Scan the listing below for "content", then report every line that has it.

*** Opening of Materials provided ***

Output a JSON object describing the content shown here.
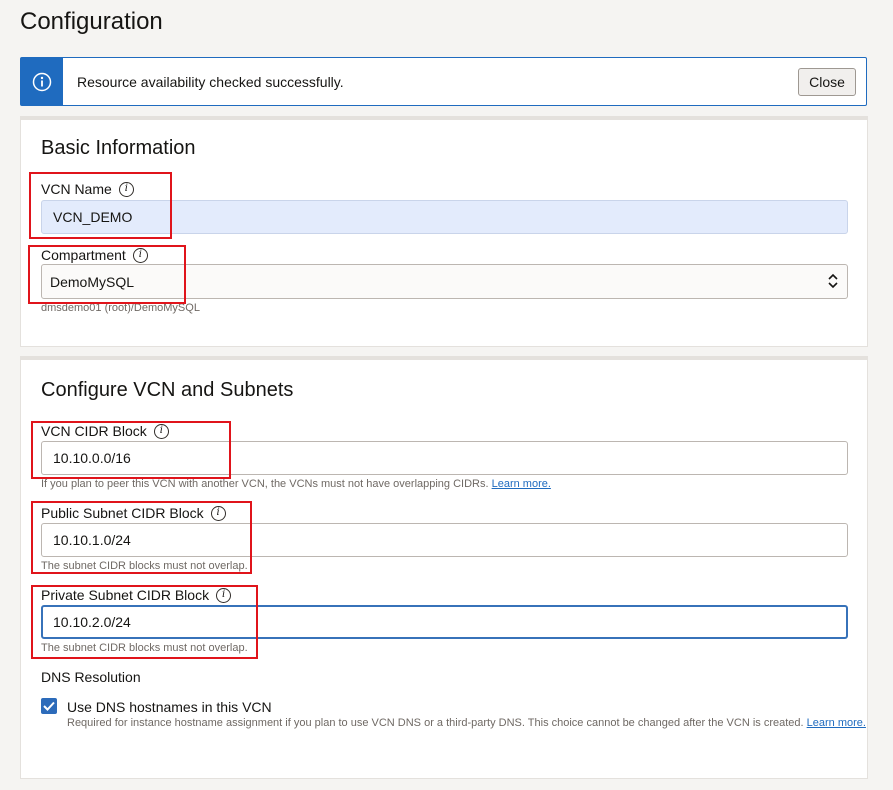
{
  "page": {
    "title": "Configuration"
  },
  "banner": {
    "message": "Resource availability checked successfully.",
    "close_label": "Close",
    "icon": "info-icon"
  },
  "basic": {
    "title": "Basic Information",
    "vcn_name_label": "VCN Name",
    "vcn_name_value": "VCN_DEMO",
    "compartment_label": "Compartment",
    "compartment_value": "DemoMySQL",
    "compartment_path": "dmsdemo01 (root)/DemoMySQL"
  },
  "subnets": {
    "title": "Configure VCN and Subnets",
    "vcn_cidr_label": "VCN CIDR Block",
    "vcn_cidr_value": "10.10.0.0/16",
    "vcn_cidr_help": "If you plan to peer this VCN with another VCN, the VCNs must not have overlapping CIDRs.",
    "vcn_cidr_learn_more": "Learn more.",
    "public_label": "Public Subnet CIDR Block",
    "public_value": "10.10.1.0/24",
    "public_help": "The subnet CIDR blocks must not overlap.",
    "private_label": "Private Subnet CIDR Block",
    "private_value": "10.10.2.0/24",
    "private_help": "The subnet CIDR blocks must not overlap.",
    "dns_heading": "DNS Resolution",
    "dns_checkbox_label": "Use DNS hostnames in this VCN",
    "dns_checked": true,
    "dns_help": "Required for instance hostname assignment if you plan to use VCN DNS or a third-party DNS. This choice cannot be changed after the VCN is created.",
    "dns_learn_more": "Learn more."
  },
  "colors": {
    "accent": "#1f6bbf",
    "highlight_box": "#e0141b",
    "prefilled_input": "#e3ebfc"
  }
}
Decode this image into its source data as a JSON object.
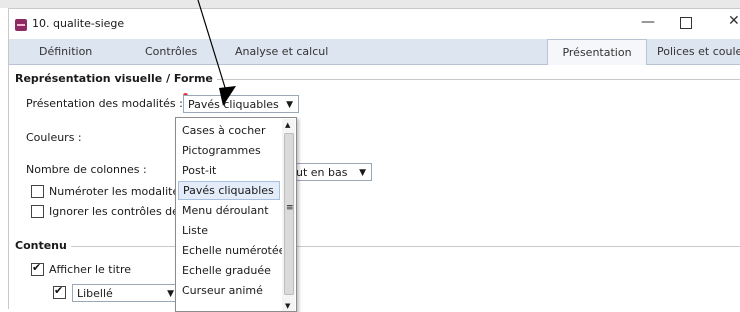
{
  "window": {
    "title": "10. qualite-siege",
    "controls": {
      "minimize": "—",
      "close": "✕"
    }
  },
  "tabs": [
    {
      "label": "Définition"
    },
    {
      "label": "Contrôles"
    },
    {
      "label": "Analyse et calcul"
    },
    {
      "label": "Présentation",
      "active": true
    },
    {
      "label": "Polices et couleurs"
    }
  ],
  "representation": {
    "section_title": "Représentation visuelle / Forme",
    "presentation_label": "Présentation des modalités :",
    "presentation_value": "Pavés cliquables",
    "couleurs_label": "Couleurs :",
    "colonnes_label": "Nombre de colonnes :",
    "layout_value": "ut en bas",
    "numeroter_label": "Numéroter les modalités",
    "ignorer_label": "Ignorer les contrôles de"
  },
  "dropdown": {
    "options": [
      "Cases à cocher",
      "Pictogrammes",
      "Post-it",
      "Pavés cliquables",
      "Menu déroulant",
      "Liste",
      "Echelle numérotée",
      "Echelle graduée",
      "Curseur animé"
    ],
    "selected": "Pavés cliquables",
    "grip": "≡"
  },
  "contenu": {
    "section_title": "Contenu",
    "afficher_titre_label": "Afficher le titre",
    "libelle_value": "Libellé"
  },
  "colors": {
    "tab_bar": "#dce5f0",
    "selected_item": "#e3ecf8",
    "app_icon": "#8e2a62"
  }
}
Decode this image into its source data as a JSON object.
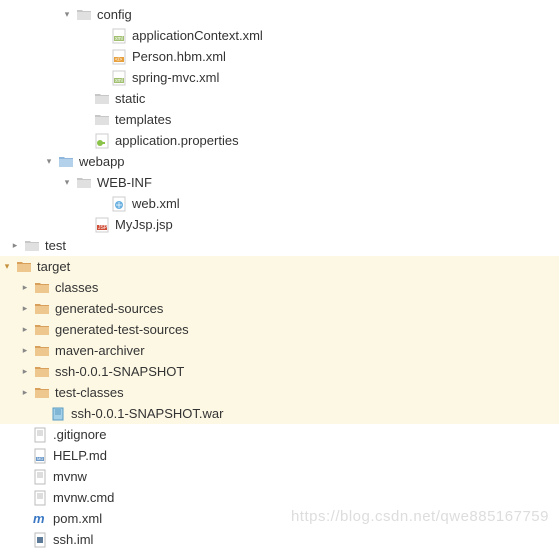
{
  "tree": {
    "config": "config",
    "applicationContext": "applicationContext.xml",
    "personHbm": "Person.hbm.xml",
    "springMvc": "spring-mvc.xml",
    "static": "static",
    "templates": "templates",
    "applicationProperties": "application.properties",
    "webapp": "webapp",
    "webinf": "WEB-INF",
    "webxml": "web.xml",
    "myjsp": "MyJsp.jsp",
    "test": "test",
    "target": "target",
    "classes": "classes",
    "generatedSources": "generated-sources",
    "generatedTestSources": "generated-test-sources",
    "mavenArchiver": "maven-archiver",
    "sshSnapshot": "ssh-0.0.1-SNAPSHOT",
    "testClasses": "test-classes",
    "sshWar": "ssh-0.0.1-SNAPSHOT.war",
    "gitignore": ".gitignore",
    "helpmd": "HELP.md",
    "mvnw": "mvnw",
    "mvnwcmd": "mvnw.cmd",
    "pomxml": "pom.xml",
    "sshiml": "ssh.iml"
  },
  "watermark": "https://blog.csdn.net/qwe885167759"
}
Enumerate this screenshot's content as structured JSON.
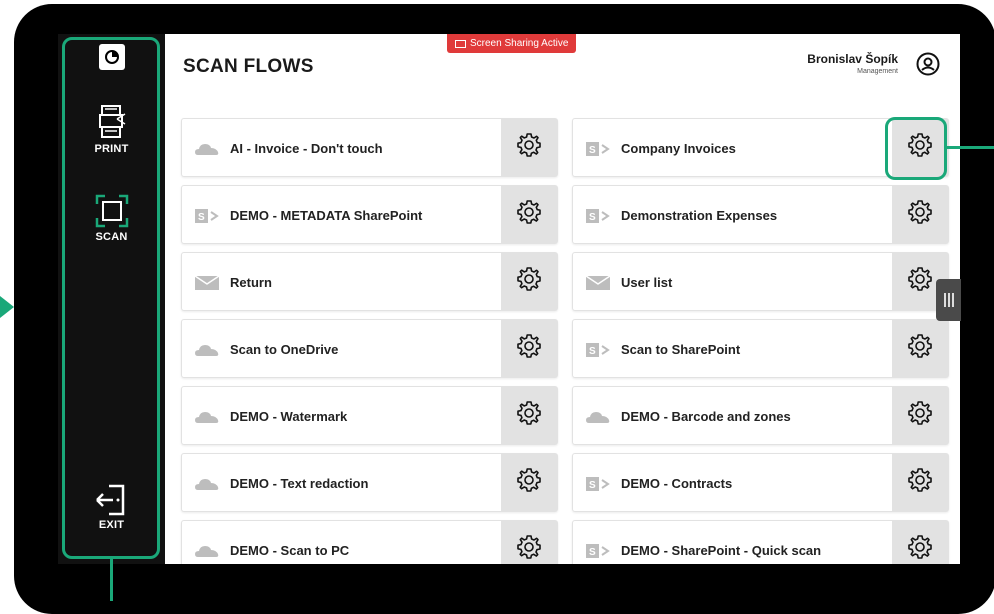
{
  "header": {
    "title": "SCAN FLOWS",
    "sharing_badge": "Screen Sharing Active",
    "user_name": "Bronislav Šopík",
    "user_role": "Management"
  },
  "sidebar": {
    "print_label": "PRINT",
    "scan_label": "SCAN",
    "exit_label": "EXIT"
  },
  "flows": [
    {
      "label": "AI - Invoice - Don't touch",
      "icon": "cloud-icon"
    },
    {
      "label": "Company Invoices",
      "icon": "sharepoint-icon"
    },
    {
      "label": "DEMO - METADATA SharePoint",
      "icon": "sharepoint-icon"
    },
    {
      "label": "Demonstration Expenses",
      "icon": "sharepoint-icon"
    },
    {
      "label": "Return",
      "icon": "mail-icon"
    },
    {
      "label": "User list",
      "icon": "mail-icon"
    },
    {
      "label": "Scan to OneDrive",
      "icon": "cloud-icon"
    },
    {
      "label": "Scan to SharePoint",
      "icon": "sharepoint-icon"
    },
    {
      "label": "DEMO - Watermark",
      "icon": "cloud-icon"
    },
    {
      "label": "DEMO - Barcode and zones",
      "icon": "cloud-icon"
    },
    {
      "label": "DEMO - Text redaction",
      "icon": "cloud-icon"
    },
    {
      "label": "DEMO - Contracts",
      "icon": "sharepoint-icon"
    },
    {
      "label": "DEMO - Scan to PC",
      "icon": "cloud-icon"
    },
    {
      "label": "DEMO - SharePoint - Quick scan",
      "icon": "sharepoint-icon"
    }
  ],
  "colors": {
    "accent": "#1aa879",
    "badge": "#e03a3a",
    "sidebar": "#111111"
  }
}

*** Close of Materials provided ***

● Solution for this exercise:
Output a JSON object describing the content shown here.
Enumerate this screenshot's content as structured JSON.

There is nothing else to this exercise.